  • Chapel Hill kicked off the development of a $123 million renovation to University Square on Franklin Street. The updated, live-work-play space is being re-christened Carolina Square and is set to open in August 2017.
  • Election Day Bond: Chapel Hill residents will vote on five separate bond issues totaling just over $40 million. Projects include downtown streetscaping, building recreational facilities, expanding greenways and trails, providing more solid water services and making improvements in stormwater collection.

Durham:

  • Please join us in welcoming Steven Hicks to the City of Durham! Steven is the new director of the City's General Services Department and has significant capital improvement experience with transportation, buildings, utilities, and parks projects. Read more about his background and experience at http://bit.ly/1F4H9vv.

Fuquay-Varina:

  • Election Day Bond: $26 million in transportation, water and sewer bonds. The bulk of that would go toward relieving traffic congestion, including improvements at busy intersections along Main Street. Officials said the transportation bond could lead to a tax increase of up to about $140 a year on a $200,000 home.

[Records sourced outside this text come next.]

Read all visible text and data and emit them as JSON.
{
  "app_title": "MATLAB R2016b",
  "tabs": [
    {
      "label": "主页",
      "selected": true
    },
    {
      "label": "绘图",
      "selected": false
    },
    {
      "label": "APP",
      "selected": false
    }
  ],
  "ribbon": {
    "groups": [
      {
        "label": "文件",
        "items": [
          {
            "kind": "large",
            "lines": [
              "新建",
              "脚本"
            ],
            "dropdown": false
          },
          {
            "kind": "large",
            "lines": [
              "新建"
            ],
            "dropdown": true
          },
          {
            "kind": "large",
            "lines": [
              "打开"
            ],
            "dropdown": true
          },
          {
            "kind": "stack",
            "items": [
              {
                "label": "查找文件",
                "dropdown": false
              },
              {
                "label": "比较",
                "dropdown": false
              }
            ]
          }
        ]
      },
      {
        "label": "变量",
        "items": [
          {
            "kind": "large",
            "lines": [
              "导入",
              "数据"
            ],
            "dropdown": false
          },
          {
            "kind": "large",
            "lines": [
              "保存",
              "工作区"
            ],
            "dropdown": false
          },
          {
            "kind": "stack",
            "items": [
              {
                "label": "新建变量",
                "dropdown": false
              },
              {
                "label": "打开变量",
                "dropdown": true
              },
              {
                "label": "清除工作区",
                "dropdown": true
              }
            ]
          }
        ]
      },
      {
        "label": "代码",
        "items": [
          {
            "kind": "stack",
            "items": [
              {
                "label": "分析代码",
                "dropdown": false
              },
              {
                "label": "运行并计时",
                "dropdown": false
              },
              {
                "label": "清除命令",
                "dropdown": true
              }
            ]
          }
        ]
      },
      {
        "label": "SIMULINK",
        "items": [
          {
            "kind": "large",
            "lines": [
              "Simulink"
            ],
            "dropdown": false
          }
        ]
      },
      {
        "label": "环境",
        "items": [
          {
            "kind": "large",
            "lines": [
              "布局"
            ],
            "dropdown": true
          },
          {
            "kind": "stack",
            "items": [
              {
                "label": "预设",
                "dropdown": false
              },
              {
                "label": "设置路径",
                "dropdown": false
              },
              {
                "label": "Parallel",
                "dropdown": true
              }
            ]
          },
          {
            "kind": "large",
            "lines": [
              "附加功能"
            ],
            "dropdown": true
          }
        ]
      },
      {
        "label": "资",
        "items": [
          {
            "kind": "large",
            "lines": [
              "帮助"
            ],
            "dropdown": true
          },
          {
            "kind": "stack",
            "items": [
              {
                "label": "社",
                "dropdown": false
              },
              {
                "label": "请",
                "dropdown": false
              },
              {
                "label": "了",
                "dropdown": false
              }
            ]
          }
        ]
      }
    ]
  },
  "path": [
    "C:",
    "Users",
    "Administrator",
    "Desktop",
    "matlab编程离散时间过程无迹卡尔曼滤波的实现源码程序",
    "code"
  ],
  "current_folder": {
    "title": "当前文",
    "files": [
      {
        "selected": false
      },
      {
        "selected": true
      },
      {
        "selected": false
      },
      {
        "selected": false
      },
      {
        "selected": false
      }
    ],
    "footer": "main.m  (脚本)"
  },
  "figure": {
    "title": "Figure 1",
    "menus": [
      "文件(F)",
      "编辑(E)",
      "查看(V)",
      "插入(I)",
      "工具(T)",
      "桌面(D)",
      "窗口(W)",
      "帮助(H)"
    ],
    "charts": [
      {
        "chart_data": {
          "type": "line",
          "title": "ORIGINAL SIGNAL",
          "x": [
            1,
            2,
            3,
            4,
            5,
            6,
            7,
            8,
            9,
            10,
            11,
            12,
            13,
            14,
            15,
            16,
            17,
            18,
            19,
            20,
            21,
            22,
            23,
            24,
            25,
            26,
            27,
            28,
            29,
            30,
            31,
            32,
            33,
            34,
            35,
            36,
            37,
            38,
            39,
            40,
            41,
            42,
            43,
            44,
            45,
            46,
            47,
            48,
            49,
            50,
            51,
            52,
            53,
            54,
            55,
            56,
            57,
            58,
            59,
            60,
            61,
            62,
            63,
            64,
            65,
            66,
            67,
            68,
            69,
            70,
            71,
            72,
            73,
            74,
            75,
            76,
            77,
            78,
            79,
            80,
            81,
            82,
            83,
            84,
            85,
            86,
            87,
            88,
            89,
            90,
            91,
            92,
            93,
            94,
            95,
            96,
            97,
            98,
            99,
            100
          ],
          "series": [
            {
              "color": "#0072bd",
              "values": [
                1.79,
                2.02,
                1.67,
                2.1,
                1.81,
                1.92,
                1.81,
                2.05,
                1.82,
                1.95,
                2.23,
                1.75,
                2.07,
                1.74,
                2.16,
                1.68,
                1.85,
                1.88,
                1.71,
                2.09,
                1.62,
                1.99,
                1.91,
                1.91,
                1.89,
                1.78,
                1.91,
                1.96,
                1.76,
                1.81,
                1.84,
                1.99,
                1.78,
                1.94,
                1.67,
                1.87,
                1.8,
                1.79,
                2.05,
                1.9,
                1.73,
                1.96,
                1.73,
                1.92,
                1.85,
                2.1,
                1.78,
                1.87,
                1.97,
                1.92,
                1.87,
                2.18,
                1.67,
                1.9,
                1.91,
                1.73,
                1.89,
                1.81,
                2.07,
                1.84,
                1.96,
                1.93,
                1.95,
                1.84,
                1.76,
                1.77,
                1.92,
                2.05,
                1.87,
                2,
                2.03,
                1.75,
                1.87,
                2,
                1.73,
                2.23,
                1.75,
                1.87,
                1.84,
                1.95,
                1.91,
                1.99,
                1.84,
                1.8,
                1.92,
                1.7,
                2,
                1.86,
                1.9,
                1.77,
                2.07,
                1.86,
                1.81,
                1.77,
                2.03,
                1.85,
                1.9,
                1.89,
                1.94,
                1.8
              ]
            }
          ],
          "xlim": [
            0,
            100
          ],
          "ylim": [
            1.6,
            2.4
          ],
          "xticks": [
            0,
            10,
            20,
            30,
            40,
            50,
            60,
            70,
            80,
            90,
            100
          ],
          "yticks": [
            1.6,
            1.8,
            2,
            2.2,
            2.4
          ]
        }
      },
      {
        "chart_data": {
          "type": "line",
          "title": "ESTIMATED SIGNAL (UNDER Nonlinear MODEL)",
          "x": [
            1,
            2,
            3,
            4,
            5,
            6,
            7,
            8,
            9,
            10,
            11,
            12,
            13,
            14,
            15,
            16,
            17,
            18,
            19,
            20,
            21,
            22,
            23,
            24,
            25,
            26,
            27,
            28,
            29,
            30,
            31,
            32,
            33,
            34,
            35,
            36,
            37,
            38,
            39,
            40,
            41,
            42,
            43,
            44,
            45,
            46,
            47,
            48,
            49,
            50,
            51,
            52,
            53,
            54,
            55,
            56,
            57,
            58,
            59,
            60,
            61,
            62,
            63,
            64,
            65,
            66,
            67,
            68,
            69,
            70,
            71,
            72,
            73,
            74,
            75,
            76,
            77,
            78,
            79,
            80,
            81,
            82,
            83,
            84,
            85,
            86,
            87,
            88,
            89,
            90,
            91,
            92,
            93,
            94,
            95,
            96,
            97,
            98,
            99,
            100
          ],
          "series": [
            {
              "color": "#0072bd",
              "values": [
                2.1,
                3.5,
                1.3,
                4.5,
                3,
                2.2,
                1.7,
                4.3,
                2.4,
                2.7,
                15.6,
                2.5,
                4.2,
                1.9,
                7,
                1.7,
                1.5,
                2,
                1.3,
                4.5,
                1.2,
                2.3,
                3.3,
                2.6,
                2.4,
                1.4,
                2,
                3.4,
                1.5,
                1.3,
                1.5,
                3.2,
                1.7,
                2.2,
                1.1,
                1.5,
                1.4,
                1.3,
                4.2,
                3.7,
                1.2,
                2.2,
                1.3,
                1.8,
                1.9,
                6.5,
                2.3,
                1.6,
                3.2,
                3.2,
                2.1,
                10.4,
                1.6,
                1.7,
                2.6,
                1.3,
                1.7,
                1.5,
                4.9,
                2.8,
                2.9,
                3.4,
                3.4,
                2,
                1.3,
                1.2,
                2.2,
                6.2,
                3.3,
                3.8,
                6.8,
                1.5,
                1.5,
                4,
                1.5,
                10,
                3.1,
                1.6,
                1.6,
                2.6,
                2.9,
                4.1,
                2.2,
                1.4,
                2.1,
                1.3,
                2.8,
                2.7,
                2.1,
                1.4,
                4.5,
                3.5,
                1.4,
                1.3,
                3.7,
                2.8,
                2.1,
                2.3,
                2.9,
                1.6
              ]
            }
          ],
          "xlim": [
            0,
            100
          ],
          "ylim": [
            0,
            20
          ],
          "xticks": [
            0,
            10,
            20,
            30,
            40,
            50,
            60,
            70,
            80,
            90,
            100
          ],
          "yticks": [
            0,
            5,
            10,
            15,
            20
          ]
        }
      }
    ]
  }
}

Holly Springs:

  • Though snubbed by Google Fiber, Holly Springs is still getting high-speed Internet, thanks to Toronto-based Ting Internet. Ting, a division of Tucows Inc., hinted this summer that parts of the Triangle were under consideration for its gigabit download speeds. As it turns out, its company officials have been having conversations with the town since late spring, introduced by Holly Springs’ fiber network consultant, CTC Technology & Energy.

Morrisville:

  • According to Mayor Stohlman: Two I-40 interchange projects (at Aviation Parkway and at Airport Boulevard) are coming in the next 5-10 years to alleviate congestion at both interchanges. Construction on a section of 54 down to Airport Boulevard has been moved up to a 5-10 year window as part of the NC-54 study program. Feasibility studies are going on right now.
  • Officials from Cary and Morrisville anticipate increased traffic on N.C. 54, but they also expect it will be about a decade before the already crowded road gets any major improvements. Cary wants a six-lane highway, Morrisville wants four lanes. State funding for the widening is likely about a decade away. Traffic will keep growing due to new development, like Weston Corners.
  • Morrisville Town Council approved the construction of 250 apartment units – Lake Crabtree Apartments – at the intersection of Aviation and Evans Road. There have been concerns about traffic and congested roads as the Town has estimated 1,336 vehicles travelling in and out of Morrisville each day. Click HERE to read more about this project.

Raleigh:

  • The Parks, Recreation and Cultural Resources Department seek public input for the Crabtree Creek West Greenway project. The department has scheduled two open house meetings to engage the public on trail alignment and community connections to the Crabtree Creek West Greenway Corridor. Open House meetings are scheduled for November 5 and November 10, 2015 from 5:30 - 7:30 PM at the Laurel Hills Community Center located at 3808 Edwards Mill Road, Raleigh. Participants are welcome to stop by at any time between 5:30 and 7:30 PM on either meeting date.
  • Upcoming Public Hearing: November 3, 2015, 7:00 p.m. Neighborhood Revitalization Strategy Area Plan (Held open from 9/1/15 meeting).
  • The Council is still working on the UDO remapping at their Work Sessions on Monday afternoons at 4:00. Upcoming meetings will be held on November 9th and 16th.

Wake Forest

  • The town has yet to hear from RST about its repeated fiber promises. He explains that his team is looking for help in writing a formal business plan for a public-private partnership for fiber.